Not for the first time: Bravo Enrico Maso! Sei uno scrittore molto divertente.
N.B. Does Enrico do requests? Mine would be a book about Leonardo centered on his magnificent ‘Dama con l’ermelino’.
Linda Ann Novelli Thompson (verified owner) –
Another enjoyable book. I have seen the statue and think it is incredible so I was interested in this book. From other books that I have read I found Michelangelo’s personality to be what I expected. I am always trying to increase my vocabulary so I find this to be a helpful way to do so.
Mike Jolly (verified owner) –
I wasn’t sure if I was ready for a book containing a little C1 material but it was nicely written, interesting and very manageable as the grammar is only slightly harder than B1/B2 books.
The audio is good and the way I listen to it, as usual, is to take one chapter at a time and listen without reading two or three times. Then listen again but reading the book simultaneously (it is so much easier! ) I look up all the vocabulary I don’t know – and this is sometimes a lot and put it in into Anki (a fantastic learning programme – so much more than a flash card app -and no I am not connected with Anki except as a daily user of it).
I will certainly try some more at this level (especially as the Easter sale is on) probably Colombo as the previous reviewer rates it as slightly harder.
Tony Prosser (verified owner) –

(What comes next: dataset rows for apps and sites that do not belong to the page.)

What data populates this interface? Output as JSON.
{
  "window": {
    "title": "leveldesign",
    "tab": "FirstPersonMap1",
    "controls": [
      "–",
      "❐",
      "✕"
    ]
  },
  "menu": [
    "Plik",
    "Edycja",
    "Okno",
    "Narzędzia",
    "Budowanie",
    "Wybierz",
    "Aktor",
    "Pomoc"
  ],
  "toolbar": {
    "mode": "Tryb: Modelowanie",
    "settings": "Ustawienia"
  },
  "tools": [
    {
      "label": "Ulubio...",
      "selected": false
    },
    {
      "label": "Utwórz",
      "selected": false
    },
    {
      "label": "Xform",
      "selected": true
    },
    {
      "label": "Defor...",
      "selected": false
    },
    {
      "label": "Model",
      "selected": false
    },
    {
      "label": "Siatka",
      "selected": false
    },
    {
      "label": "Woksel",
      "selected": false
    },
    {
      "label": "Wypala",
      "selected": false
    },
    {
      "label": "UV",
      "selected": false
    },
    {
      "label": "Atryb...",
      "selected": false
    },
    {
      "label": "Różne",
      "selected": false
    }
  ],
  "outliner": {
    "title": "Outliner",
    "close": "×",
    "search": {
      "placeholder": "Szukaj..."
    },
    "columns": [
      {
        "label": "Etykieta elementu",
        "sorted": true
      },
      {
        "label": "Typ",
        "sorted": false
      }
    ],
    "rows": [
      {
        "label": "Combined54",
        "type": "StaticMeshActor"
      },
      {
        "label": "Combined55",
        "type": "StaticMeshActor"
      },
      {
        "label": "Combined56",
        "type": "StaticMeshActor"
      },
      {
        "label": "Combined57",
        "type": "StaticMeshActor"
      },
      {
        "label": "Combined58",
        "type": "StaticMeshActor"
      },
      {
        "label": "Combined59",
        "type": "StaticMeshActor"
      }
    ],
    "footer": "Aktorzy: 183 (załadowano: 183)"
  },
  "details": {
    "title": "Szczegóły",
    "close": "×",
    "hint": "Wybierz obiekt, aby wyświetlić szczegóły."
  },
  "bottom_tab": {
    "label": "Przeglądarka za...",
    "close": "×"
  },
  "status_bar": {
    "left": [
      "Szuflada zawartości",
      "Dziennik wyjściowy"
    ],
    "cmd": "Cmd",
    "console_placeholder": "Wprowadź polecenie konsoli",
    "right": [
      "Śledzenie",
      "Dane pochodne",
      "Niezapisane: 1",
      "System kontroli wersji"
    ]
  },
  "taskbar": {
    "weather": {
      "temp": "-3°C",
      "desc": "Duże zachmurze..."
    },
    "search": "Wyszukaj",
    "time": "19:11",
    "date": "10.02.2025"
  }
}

Another excellent Easy Reader. The plot does maintain interest so that there is motivation to continue; I think that is a big advantage of the Easy Readers format. The level seems to me precisely as described; I would rate my level at B2 and it was just about right; perhaps a bit easier than ‘Colombo e il mare oceano’ but a bit harder than ‘Segreti e polpetti’ both of which I have also used. I agree with the previous reviewer that some more, and more demanding, exercises would be an improvement.
I am using the Easy Readers not so much to improve my Italian reading skills, which are well in advance of my oral skills due to old fashioned lessons many years ago. Instead, I am trying to improve my relatively weak listening comprehension. This is never a fast process, but I have found that use of the Easy Readers is helping a lot. I listen to RAI News 24 and find I am understanding more; I also have occasional conversations with an Italian colleague and find that I am understanding more of her uncompromisingly fast speech. As this suggests, this level is not for beginners but I have found the discipline of following through the Easy Readers is a very effective way of building up the skills I already had.
Sherry Fyman (verified owner) –
Pros: I’m not sure how historically accurate this book is, but it was a lot of fun to read! We see the Master going to the marble pits of Carrara to pick out the right block of marble, storming around in the office of the secretary of the Pope, annoyed that he fears he is being shut out from the top commissions.
Cons: In each section I could have used a longer words list. I would have liked a more challenging groups of exercises. Even if there is no way to process right or wrong answers for essay questions, I would find comprehension questions more helpful.